Let’s take a look at an individual who was considered to be a master of the yari, yet capable of casting it away when his life depended on it. Going by the name Katsuhisa Umataemon Saito8, Umataemon was a skilled bushi with many weapons, and exceptionally proficient with the yari. He went as far as creating his own system called “Oouchi Muhen ryu Sojutsu”, with yari being the main component.

In written records it is told that Umataemon went on a kaikoku shugyo (training journey) with one of his students. During the way they ran across a swordsman, who too was out to hone and test his skills with the sword. Both in agreement, Umataemon and the swordsman decided upon a duel to the death. Below is a text in Japanese describing the incident from when they clashed9.


Here’s my translation of the text:

“…the blade of his yari was cut off at the sendan maki10 when he thrust at his opponent. Umataemon then reacted in an instant by sweeping the katana back with his broken yari’s ishizuki11, followed by a strike to his opponent’s hand, and then finishing him off by drawing his own sword and swiftly cutting him down, which secured his victory. However, later on Umataemon turned to training in bojutsu (staff techniques) and created a new style called “Muhen Yogan ryu Bojutsu” after giving up on sojutsu (spear teachniques).”

Yari anatomy
Anatomy of Umataemon’s yari in regards to specific areas according to the story, using my training yari as an example: 1) sendan maki, and 2) ishizuki

In this incident one can understand that despite how good he was with the yari, if Umataemon didn’t study other weapons prior to this duel, the outcome could’ve been different. Umataemon surely had the advantage in reach alone, yet his opponent was able to turn the tide in his favor by neutralizing the yari, making it near impossible for it to kill in this duel. In the end, Umataemon was resourceful enough to carry multiple weapons, so to keep on fighting in the event his trusted yari failed on him.

From the Edo period onward, with the ban on long battlefield weapons by the Tokugawa Bakufu, the yari saw little usage as an actual fighting weapon. While many martial systems preserved the techniques and strategies of the yari, those of the warrior class began to depend greatly on the katana. Many sword specialists emerged, which in turn increased the knowledge and techniques with the sword, as well as gave birth to new martial systems that focused on the sword to train both the body and the spirit.

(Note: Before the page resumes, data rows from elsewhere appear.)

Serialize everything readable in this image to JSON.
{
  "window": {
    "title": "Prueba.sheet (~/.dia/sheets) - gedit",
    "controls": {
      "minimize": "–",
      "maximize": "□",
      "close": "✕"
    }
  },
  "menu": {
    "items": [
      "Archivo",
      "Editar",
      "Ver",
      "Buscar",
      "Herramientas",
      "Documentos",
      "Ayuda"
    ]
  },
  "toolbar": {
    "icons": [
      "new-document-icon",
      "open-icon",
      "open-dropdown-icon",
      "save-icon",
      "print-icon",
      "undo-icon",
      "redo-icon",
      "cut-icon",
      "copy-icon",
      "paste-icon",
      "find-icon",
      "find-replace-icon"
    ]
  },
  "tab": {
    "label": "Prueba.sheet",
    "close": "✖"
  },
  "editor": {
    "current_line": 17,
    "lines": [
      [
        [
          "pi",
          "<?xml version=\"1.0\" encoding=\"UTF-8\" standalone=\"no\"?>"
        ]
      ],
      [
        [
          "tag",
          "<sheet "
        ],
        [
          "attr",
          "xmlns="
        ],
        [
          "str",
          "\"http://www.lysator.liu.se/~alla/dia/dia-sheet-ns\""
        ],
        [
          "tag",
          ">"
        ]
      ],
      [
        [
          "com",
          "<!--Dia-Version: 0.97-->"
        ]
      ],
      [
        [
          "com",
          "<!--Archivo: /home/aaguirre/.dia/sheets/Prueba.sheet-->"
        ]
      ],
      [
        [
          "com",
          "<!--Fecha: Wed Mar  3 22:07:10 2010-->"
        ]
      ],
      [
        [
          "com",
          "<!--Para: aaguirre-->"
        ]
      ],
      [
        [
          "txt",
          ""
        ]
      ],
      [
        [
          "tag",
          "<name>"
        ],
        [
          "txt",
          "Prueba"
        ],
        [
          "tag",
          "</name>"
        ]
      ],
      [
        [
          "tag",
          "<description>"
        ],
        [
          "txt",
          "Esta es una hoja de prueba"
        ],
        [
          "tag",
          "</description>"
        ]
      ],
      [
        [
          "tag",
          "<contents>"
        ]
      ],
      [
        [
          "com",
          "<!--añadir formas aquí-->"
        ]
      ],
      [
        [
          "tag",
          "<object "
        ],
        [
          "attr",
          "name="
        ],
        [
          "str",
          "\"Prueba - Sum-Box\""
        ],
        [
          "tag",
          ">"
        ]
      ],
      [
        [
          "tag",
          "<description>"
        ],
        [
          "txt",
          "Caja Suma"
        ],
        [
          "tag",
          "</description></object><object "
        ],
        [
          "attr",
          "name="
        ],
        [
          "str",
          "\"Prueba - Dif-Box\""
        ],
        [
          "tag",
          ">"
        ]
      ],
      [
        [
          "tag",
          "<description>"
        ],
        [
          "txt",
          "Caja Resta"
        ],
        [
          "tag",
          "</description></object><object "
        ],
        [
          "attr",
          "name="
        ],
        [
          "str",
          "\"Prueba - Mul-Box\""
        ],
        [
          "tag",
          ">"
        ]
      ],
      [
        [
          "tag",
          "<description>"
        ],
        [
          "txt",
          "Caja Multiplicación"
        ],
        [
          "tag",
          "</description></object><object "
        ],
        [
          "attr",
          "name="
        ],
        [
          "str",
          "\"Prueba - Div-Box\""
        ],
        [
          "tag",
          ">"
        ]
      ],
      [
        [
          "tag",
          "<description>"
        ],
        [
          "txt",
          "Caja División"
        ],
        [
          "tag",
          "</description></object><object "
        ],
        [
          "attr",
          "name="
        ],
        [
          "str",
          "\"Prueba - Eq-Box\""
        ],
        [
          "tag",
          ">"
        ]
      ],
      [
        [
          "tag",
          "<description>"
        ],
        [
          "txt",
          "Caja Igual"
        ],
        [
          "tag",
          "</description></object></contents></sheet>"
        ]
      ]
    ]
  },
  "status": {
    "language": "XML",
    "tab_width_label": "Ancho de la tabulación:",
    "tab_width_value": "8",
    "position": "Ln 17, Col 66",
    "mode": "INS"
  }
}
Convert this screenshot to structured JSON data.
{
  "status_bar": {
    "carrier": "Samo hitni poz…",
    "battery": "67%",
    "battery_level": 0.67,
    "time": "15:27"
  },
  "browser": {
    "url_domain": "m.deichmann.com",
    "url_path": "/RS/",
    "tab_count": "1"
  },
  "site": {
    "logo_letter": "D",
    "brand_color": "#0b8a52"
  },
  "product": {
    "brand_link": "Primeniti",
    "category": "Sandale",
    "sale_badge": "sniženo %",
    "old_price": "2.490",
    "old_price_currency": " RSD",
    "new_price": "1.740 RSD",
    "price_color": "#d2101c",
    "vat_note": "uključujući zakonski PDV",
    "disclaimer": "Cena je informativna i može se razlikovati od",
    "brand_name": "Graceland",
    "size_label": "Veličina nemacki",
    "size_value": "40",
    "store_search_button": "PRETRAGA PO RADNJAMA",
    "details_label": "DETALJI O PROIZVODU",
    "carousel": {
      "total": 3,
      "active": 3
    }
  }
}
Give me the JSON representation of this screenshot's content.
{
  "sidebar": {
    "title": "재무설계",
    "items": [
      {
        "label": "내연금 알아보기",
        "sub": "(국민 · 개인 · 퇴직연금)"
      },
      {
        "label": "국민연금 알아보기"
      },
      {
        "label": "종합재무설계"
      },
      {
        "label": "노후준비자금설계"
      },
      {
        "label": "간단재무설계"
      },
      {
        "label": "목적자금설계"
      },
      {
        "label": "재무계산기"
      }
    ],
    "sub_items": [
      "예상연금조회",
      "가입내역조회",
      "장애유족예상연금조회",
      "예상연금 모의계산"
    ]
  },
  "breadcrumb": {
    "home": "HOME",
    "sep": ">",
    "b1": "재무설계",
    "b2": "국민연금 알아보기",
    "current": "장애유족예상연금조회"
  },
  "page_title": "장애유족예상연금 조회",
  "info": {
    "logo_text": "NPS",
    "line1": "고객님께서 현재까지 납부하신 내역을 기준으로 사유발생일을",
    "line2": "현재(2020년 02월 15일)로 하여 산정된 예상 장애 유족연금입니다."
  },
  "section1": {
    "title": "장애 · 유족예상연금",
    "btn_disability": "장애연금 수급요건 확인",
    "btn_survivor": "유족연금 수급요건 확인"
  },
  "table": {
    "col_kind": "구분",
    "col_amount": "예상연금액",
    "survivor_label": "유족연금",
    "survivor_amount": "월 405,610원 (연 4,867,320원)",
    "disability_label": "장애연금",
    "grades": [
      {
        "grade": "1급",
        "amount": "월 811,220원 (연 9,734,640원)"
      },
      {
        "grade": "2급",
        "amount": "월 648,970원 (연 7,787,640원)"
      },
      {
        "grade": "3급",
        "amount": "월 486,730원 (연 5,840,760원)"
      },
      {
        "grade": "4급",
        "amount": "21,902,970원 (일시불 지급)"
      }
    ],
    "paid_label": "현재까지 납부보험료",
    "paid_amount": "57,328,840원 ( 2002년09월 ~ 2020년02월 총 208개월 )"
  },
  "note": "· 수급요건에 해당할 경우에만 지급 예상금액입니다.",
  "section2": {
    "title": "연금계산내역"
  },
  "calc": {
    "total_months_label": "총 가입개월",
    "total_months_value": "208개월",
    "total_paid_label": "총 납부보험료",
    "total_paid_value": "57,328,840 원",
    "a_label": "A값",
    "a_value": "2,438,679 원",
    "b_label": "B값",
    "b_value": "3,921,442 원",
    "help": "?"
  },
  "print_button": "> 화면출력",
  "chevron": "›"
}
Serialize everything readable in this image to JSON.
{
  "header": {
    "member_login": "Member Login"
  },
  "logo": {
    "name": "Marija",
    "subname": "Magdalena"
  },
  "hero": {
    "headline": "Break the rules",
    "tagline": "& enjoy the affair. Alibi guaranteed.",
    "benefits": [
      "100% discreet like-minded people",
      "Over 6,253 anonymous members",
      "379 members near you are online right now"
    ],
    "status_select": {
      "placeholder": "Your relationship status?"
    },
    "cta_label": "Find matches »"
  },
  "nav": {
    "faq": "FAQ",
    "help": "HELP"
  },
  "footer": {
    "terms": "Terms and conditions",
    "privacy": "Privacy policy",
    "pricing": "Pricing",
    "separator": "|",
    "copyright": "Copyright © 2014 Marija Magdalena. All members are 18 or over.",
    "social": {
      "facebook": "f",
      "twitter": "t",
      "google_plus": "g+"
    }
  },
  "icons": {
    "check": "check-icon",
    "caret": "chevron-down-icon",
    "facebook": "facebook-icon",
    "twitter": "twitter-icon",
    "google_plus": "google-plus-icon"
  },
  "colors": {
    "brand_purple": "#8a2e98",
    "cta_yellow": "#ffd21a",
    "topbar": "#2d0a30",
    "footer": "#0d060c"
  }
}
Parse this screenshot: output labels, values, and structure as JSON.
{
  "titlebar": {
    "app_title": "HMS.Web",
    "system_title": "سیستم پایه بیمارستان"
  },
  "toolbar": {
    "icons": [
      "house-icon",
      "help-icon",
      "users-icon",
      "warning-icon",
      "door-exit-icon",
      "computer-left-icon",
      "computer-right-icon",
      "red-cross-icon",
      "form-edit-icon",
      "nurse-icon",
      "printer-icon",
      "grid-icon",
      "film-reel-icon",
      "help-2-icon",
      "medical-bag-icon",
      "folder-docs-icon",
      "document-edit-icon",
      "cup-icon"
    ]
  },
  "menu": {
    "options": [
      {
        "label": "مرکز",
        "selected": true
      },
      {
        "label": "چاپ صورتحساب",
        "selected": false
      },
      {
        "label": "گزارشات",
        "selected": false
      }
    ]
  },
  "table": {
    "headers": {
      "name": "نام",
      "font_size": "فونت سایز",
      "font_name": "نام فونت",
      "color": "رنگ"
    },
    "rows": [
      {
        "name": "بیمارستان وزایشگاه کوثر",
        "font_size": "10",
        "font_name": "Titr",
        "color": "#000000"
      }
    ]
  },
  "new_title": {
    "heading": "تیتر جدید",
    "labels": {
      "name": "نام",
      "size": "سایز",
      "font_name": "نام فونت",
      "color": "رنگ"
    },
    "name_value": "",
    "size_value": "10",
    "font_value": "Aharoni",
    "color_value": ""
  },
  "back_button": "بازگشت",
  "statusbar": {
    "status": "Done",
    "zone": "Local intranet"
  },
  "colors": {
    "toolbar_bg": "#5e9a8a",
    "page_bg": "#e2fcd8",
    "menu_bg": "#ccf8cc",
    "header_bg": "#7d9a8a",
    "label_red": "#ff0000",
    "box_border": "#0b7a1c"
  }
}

In closing, the bushi were trained to be skilled in many areas of combat. At certain points in Japan’s history some weapons were seen as a necessity to be proficient at due to their advantageous usage in warfare. The yari saw many years through actual battles as being a superior weapon. Even then, the Japanese sword remained close on the side of bushi, to cover the yari when it was out of use. Martial artists today should learn from this, and strive to be versed in all forms of weaponry, but not be solely depended on just one no matter how advantageous it may be.

1) Depending on time period, the Japanese sword went under different names due to shape, length, style, and purpose

2) Another word for bushi, refers to a warrior who lays his life on the line for his lord or master

3) (1185-1333) The period which the Kamakura Shogunate ruled Japan. Beginning of the importance of the warrior caste (samurai) due to the rise in feudalism.

4) Low ranking soldiers, such as ashigaru (aka foot soldiers), also used the yari, but possibly of lower quality and not designed to match the bearer’s reach and size

5) ”Long sword and short sword”, 2 swords of different lengths that a warrior carried at their side

6) ”Skirmish Sword”, was used on foot in the battlefield at close range. Predecessor of the katana.

7) ”Armor Piercer”, a short dagger designed primarily to fit through openings of Japanese armor

8) Katsuhisa is his given name, while Saito is his family name. Umataemon could possibly be a name given to him based on where he was stationed for work. In Japanese it would follow the word order of “Saito Umataemon Katsuhisa” (斎藤亦右衛門勝久)

9) Taken from a discussion here

10)Tight reinforced cord wrapping under the blade along the upper part of the yari’s shaft. This helped with gripping just under the blade for control.

11) A metal piece or fitting at the base of the shaft of a polearm weapon, used for striking or planning the polearm upright in the dirt